Bolivian President Evo Morales Revokes Controversial Gas Decree
January 3, 2011 By Staff
Today in Latin America
Top Story — Bolivian President Evo Morales announced on Sunday the revocation of a decree that had ended gas subsidies, after a week of protests and strikes from transport workers, neighborhood groups and other social organizations.
“I promised to govern by obeying the people,” Morales said, according to Spanish daily El País.
Bolivian diesel and fuel imports — mainly provided by Venezuela and Argentina — have increased steadily since Morales nationalized the sector in 2006, according to The Wall Street Journal. The government subsidizes the products’ high cost, but attempted to relieve itself of the responsibility last week, saying that smuggling made the policy costly and impractical.
The controversial decree drove a wedge between Morales and the unions and social movements that form the base of his constituency.
“I want to say to the Bolivian people that this means that all the measures remain without effect,” Morales said, according to CNN. “There exists no justification now to raise the cost of travel or to increase the price of food … everything returns to the way it was before.”
Bolivian Vice President Álvaro García Linera also said Sunday, however, that the government remains committed to ending the subsidies over the long term. In the future, he said, the government would implement the policy “in dialogue with the people,” Argentine daily Página/12 reported.
Headlines from the Western Hemisphere
- Mexico will shake up its immigration institute after a year that saw many atrocities against undocumented migrants, including the killing of 72 Central and South Americans trying to reach the United States.
- The La Familia drug cartel allegedly circulated a letter Sunday announcing a one-month truce.
- Pfizer Inc. must pay $1.5 million to a pharmacist who developed breast cancer after taking one of the company’s menopause drugs, a jury decided in Puerto Rico last week.
- Nearly 3,000 undocumented Haitian immigrants fled the northern Dominican city of Santiago after local residents threatened to expel them over alleged criminal activity.
- Two Guatemalan police officers have been arrested for allegedly killing a youth gang member in the southern municipality of Villa Nueva.
- The former Honduran president who was ousted in a 2009 coup and later replaced by an elected successor has vowed to return to his country in 2011.
- New York’s Brooklyn Museum is preparing to return about 4,500 pre-Columbian artifacts taken from Costa Rica roughly a century ago.
- Venezuelan President Hugo Chávez rebutted claims that his government’s recent move to devalue its currency would lead to higher inflation.
- Ecuador’s President Rafael Correa offered to assist undocumented immigrants seeking to stay in Ecuador who provide information about corrupt police.
- Four Colombian soldiers and a non-commissioned officer were sentenced to 40 years in prison each for kidnapping, torturing and murdering a woman whom they claimed was a guerrilla.

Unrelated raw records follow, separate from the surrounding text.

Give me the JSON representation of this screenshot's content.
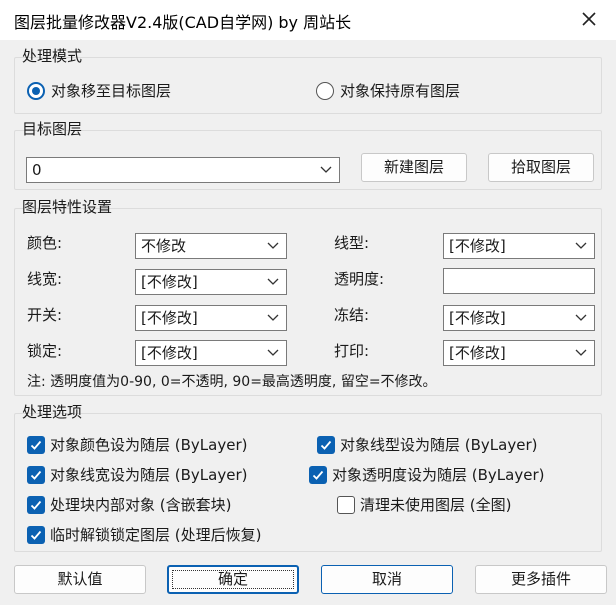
{
  "window": {
    "title": "图层批量修改器V2.4版(CAD自学网) by 周站长"
  },
  "mode": {
    "group_title": "处理模式",
    "options": [
      {
        "label": "对象移至目标图层",
        "selected": true
      },
      {
        "label": "对象保持原有图层",
        "selected": false
      }
    ]
  },
  "target": {
    "group_title": "目标图层",
    "select_value": "0",
    "new_layer_label": "新建图层",
    "pick_layer_label": "拾取图层"
  },
  "props": {
    "group_title": "图层特性设置",
    "color": {
      "label": "颜色:",
      "value": "不修改"
    },
    "linetype": {
      "label": "线型:",
      "value": "[不修改]"
    },
    "lineweight": {
      "label": "线宽:",
      "value": "[不修改]"
    },
    "transparency": {
      "label": "透明度:",
      "value": ""
    },
    "onoff": {
      "label": "开关:",
      "value": "[不修改]"
    },
    "freeze": {
      "label": "冻结:",
      "value": "[不修改]"
    },
    "lock": {
      "label": "锁定:",
      "value": "[不修改]"
    },
    "plot": {
      "label": "打印:",
      "value": "[不修改]"
    },
    "note": "注: 透明度值为0-90, 0=不透明, 90=最高透明度, 留空=不修改。"
  },
  "options": {
    "group_title": "处理选项",
    "items": [
      {
        "label": "对象颜色设为随层 (ByLayer)",
        "checked": true
      },
      {
        "label": "对象线型设为随层 (ByLayer)",
        "checked": true
      },
      {
        "label": "对象线宽设为随层 (ByLayer)",
        "checked": true
      },
      {
        "label": "对象透明度设为随层 (ByLayer)",
        "checked": true
      },
      {
        "label": "处理块内部对象 (含嵌套块)",
        "checked": true
      },
      {
        "label": "清理未使用图层 (全图)",
        "checked": false
      },
      {
        "label": "临时解锁锁定图层 (处理后恢复)",
        "checked": true
      }
    ]
  },
  "buttons": {
    "defaults": "默认值",
    "ok": "确定",
    "cancel": "取消",
    "more": "更多插件"
  },
  "colors": {
    "accent": "#0b61b2",
    "background": "#f0f0f0"
  }
}
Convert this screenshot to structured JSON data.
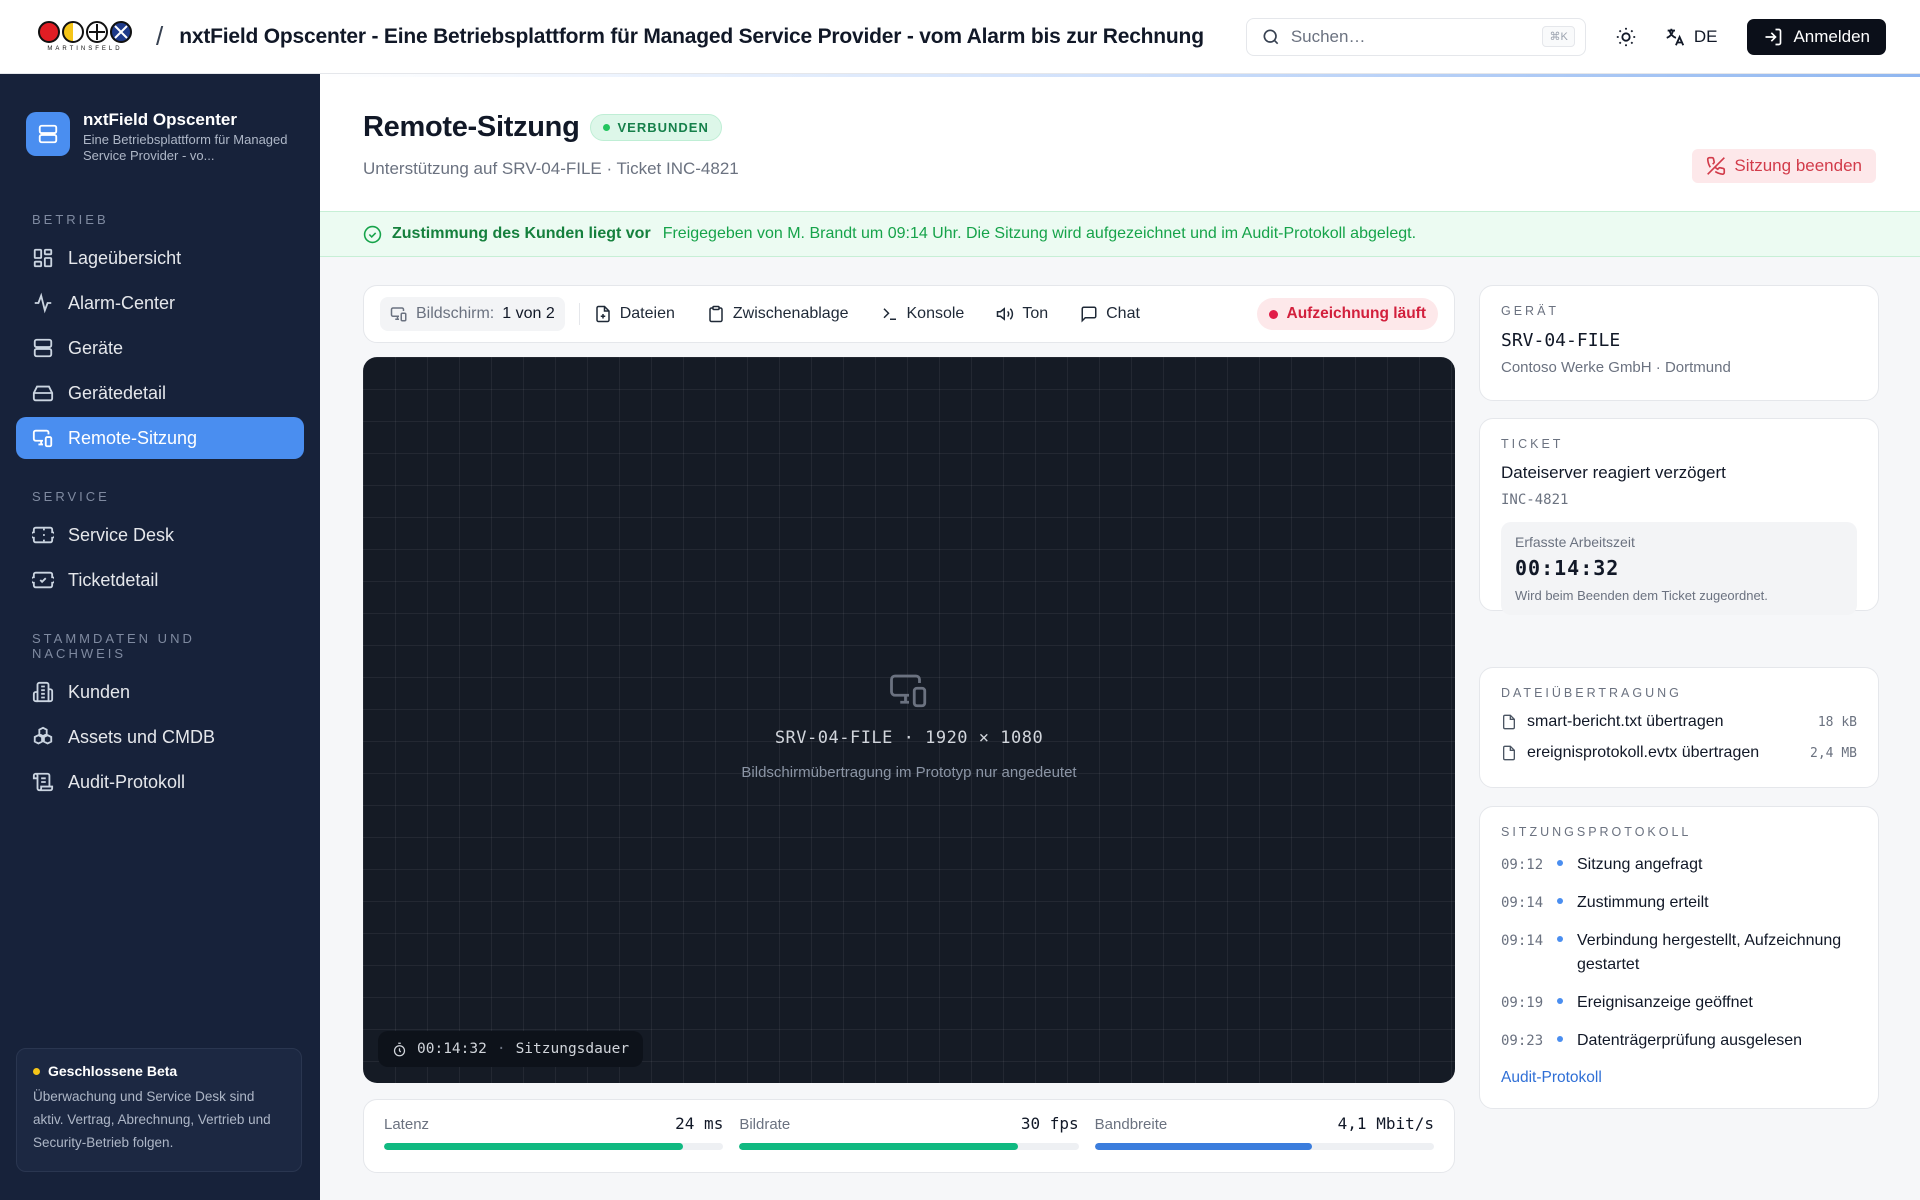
{
  "topbar": {
    "logo_text": "MARTINSFELD",
    "title": "nxtField Opscenter - Eine Betriebsplattform für Managed Service Provider - vom Alarm bis zur Rechnung",
    "search_placeholder": "Suchen…",
    "search_shortcut": "⌘K",
    "language": "DE",
    "login_label": "Anmelden"
  },
  "sidebar": {
    "brand_title": "nxtField Opscenter",
    "brand_subtitle": "Eine Betriebsplattform für Managed Service Provider - vo...",
    "sections": [
      {
        "title": "BETRIEB",
        "items": [
          {
            "label": "Lageübersicht",
            "icon": "dashboard-icon"
          },
          {
            "label": "Alarm-Center",
            "icon": "activity-icon"
          },
          {
            "label": "Geräte",
            "icon": "server-icon"
          },
          {
            "label": "Gerätedetail",
            "icon": "drive-icon"
          },
          {
            "label": "Remote-Sitzung",
            "icon": "monitor-smartphone-icon",
            "active": true
          }
        ]
      },
      {
        "title": "SERVICE",
        "items": [
          {
            "label": "Service Desk",
            "icon": "ticket-icon"
          },
          {
            "label": "Ticketdetail",
            "icon": "ticket-check-icon"
          }
        ]
      },
      {
        "title": "STAMMDATEN UND NACHWEIS",
        "items": [
          {
            "label": "Kunden",
            "icon": "building-icon"
          },
          {
            "label": "Assets und CMDB",
            "icon": "boxes-icon"
          },
          {
            "label": "Audit-Protokoll",
            "icon": "scroll-icon"
          }
        ]
      }
    ],
    "beta": {
      "title": "Geschlossene Beta",
      "text": "Überwachung und Service Desk sind aktiv. Vertrag, Abrechnung, Vertrieb und Security-Betrieb folgen."
    }
  },
  "page": {
    "title": "Remote-Sitzung",
    "status": "VERBUNDEN",
    "subtitle": "Unterstützung auf SRV-04-FILE · Ticket INC-4821",
    "end_button": "Sitzung beenden",
    "consent_title": "Zustimmung des Kunden liegt vor",
    "consent_text": "Freigegeben von M. Brandt um 09:14 Uhr. Die Sitzung wird aufgezeichnet und im Audit-Protokoll abgelegt."
  },
  "toolbar": {
    "screen_label": "Bildschirm:",
    "screen_value": "1 von 2",
    "files": "Dateien",
    "clipboard": "Zwischenablage",
    "console": "Konsole",
    "sound": "Ton",
    "chat": "Chat",
    "recording": "Aufzeichnung läuft"
  },
  "screen": {
    "device_info": "SRV-04-FILE · 1920 × 1080",
    "note": "Bildschirmübertragung im Prototyp nur angedeutet",
    "timer": "00:14:32",
    "timer_label": "Sitzungsdauer"
  },
  "metrics": [
    {
      "label": "Latenz",
      "value": "24 ms",
      "fill": 0.88,
      "color": "#10b981"
    },
    {
      "label": "Bildrate",
      "value": "30 fps",
      "fill": 0.82,
      "color": "#10b981"
    },
    {
      "label": "Bandbreite",
      "value": "4,1 Mbit/s",
      "fill": 0.64,
      "color": "#3b7ddd"
    }
  ],
  "device_card": {
    "label": "GERÄT",
    "name": "SRV-04-FILE",
    "location": "Contoso Werke GmbH · Dortmund"
  },
  "ticket_card": {
    "label": "TICKET",
    "title": "Dateiserver reagiert verzögert",
    "id": "INC-4821",
    "worktime_label": "Erfasste Arbeitszeit",
    "worktime_value": "00:14:32",
    "worktime_note": "Wird beim Beenden dem Ticket zugeordnet."
  },
  "transfer_card": {
    "label": "DATEIÜBERTRAGUNG",
    "files": [
      {
        "name": "smart-bericht.txt übertragen",
        "size": "18 kB"
      },
      {
        "name": "ereignisprotokoll.evtx übertragen",
        "size": "2,4 MB"
      }
    ]
  },
  "log_card": {
    "label": "SITZUNGSPROTOKOLL",
    "entries": [
      {
        "time": "09:12",
        "text": "Sitzung angefragt"
      },
      {
        "time": "09:14",
        "text": "Zustimmung erteilt"
      },
      {
        "time": "09:14",
        "text": "Verbindung hergestellt, Aufzeichnung gestartet"
      },
      {
        "time": "09:19",
        "text": "Ereignisanzeige geöffnet"
      },
      {
        "time": "09:23",
        "text": "Datenträgerprüfung ausgelesen"
      }
    ],
    "link": "Audit-Protokoll"
  }
}
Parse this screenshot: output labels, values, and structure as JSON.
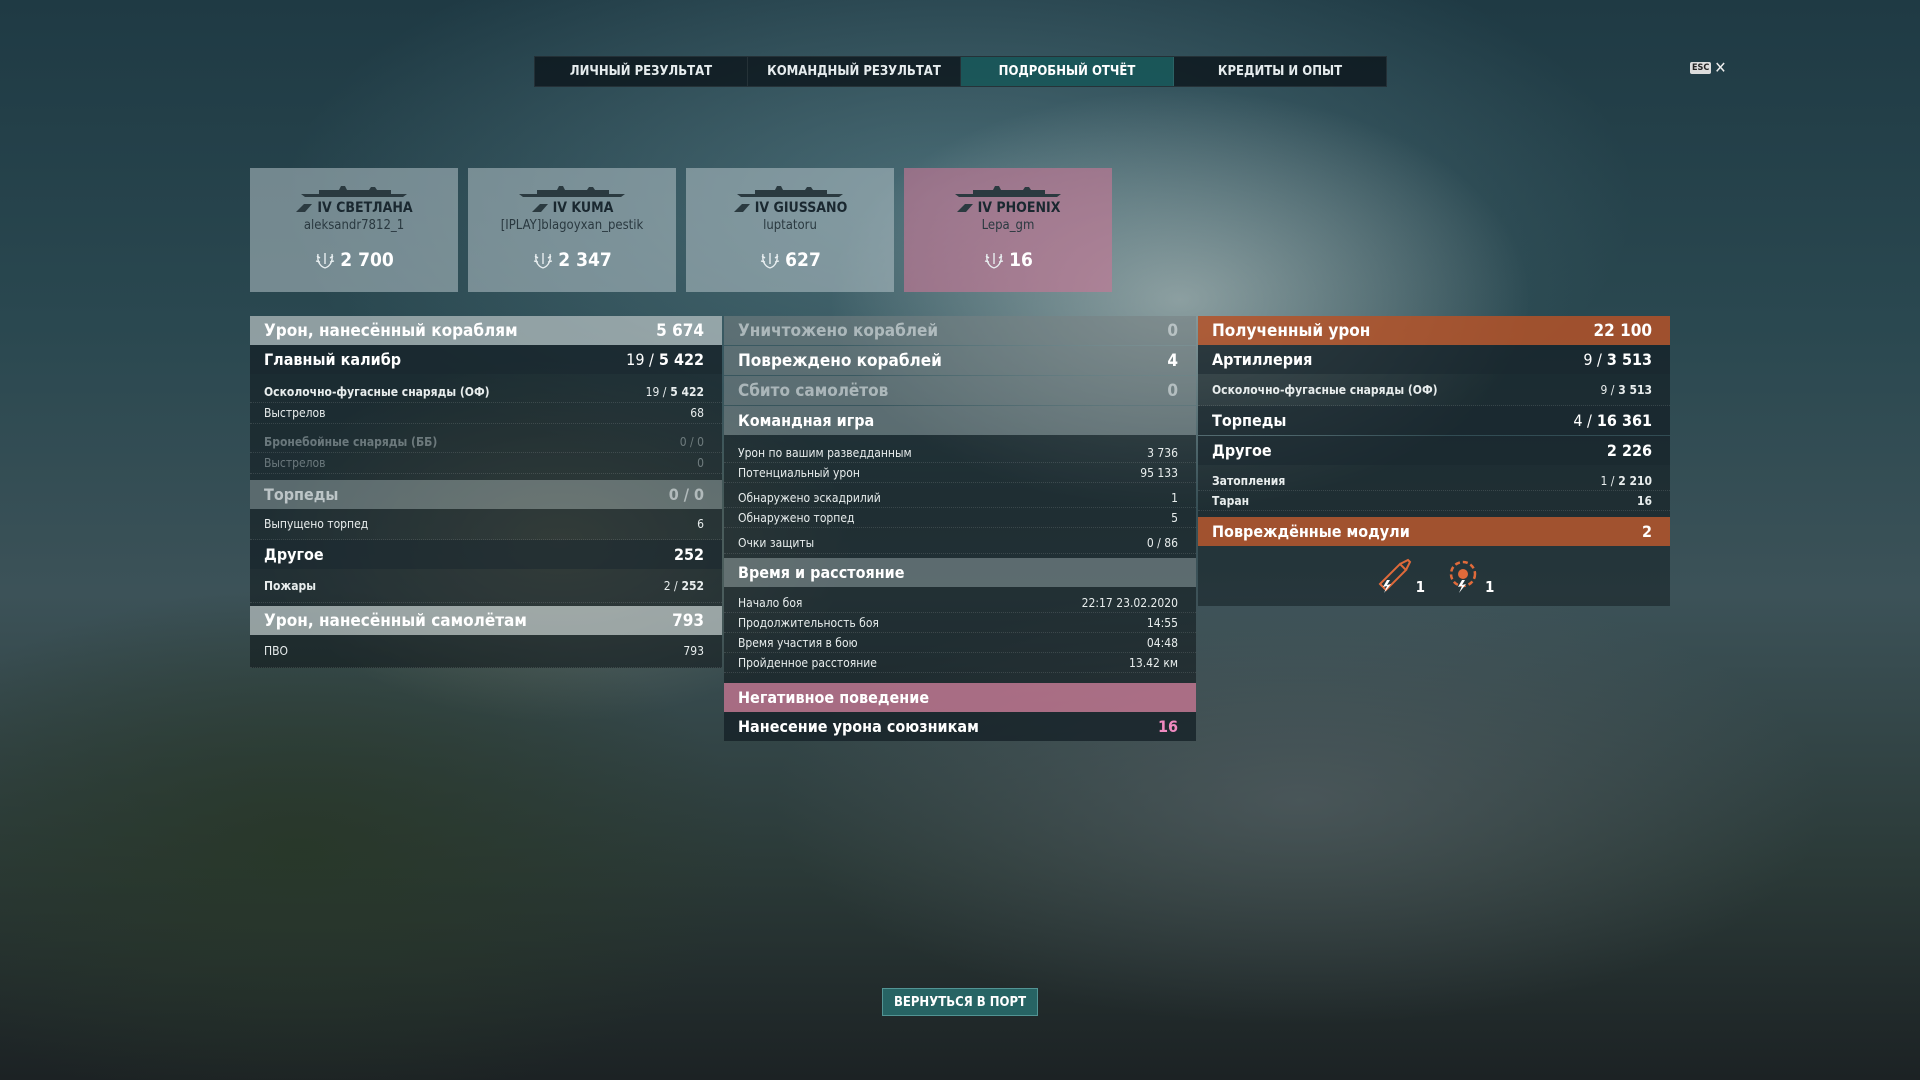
{
  "tabs": [
    "ЛИЧНЫЙ РЕЗУЛЬТАТ",
    "КОМАНДНЫЙ РЕЗУЛЬТАТ",
    "ПОДРОБНЫЙ ОТЧЁТ",
    "КРЕДИТЫ И ОПЫТ"
  ],
  "active_tab": 2,
  "esc": {
    "key": "ESC",
    "close": "✕"
  },
  "cards": [
    {
      "ship": "IV СВЕТЛАНА",
      "player": "aleksandr7812_1",
      "score": "2 700"
    },
    {
      "ship": "IV KUMA",
      "player": "[IPLAY]blagoyxan_pestik",
      "score": "2 347"
    },
    {
      "ship": "IV GIUSSANO",
      "player": "luptatoru",
      "score": "627"
    },
    {
      "ship": "IV PHOENIX",
      "player": "Lepa_gm",
      "score": "16"
    }
  ],
  "left": {
    "ship_damage": {
      "label": "Урон, нанесённый кораблям",
      "value": "5 674"
    },
    "main_battery": {
      "label": "Главный калибр",
      "hits": "19 /",
      "value": "5 422"
    },
    "he": {
      "label": "Осколочно-фугасные снаряды (ОФ)",
      "hits": "19 /",
      "value": "5 422"
    },
    "he_shots": {
      "label": "Выстрелов",
      "value": "68"
    },
    "ap": {
      "label": "Бронебойные снаряды (ББ)",
      "value": "0 / 0"
    },
    "ap_shots": {
      "label": "Выстрелов",
      "value": "0"
    },
    "torps": {
      "label": "Торпеды",
      "value": "0 / 0"
    },
    "torps_fired": {
      "label": "Выпущено торпед",
      "value": "6"
    },
    "other": {
      "label": "Другое",
      "value": "252"
    },
    "fires": {
      "label": "Пожары",
      "hits": "2 /",
      "value": "252"
    },
    "plane_damage": {
      "label": "Урон, нанесённый самолётам",
      "value": "793"
    },
    "aa": {
      "label": "ПВО",
      "value": "793"
    }
  },
  "mid": {
    "destroyed": {
      "label": "Уничтожено кораблей",
      "value": "0"
    },
    "damaged": {
      "label": "Повреждено кораблей",
      "value": "4"
    },
    "planes": {
      "label": "Сбито самолётов",
      "value": "0"
    },
    "team": {
      "label": "Командная игра"
    },
    "spot_dmg": {
      "label": "Урон по вашим разведданным",
      "value": "3 736"
    },
    "potential": {
      "label": "Потенциальный урон",
      "value": "95 133"
    },
    "squadrons": {
      "label": "Обнаружено эскадрилий",
      "value": "1"
    },
    "torp_spot": {
      "label": "Обнаружено торпед",
      "value": "5"
    },
    "defense": {
      "label": "Очки защиты",
      "value": "0 / 86"
    },
    "time": {
      "label": "Время и расстояние"
    },
    "start": {
      "label": "Начало боя",
      "value": "22:17  23.02.2020"
    },
    "duration": {
      "label": "Продолжительность боя",
      "value": "14:55"
    },
    "participation": {
      "label": "Время участия в бою",
      "value": "04:48"
    },
    "distance": {
      "label": "Пройденное расстояние",
      "value": "13.42 км"
    },
    "negative": {
      "label": "Негативное поведение"
    },
    "ally_damage": {
      "label": "Нанесение урона союзникам",
      "value": "16"
    }
  },
  "right": {
    "received": {
      "label": "Полученный урон",
      "value": "22 100"
    },
    "artillery": {
      "label": "Артиллерия",
      "hits": "9 /",
      "value": "3 513"
    },
    "he": {
      "label": "Осколочно-фугасные снаряды (ОФ)",
      "hits": "9 /",
      "value": "3 513"
    },
    "torps": {
      "label": "Торпеды",
      "hits": "4 /",
      "value": "16 361"
    },
    "other": {
      "label": "Другое",
      "value": "2 226"
    },
    "flooding": {
      "label": "Затопления",
      "hits": "1 /",
      "value": "2 210"
    },
    "ram": {
      "label": "Таран",
      "value": "16"
    },
    "modules": {
      "label": "Повреждённые модули",
      "value": "2"
    },
    "module_counts": [
      "1",
      "1"
    ]
  },
  "back_button": "ВЕРНУТЬСЯ В ПОРТ"
}
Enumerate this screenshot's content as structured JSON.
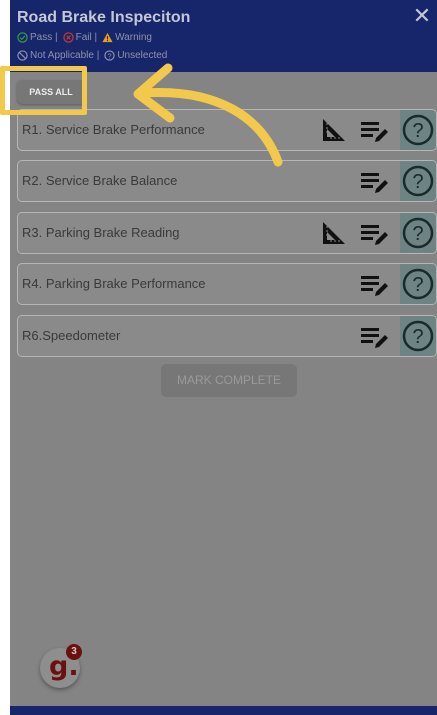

- Brazil’s new president, Dilma Rousseff, was sworn into office on New Year’s Day and held talks with foreign envoys on Sunday during her first full day in office.
- A 7.0 magnitude earthquake hit southern Argentina early Sunday morning. No damage or injuries have been reported due to the quake.
- The 7.0 magnitude earthquake that hit Argentina Sunday also rattled Chile, causing tens of thousands to flee the coast for higher ground amid fears it could generate a tsunami.
Image: Sebastian Baryli @ Flickr.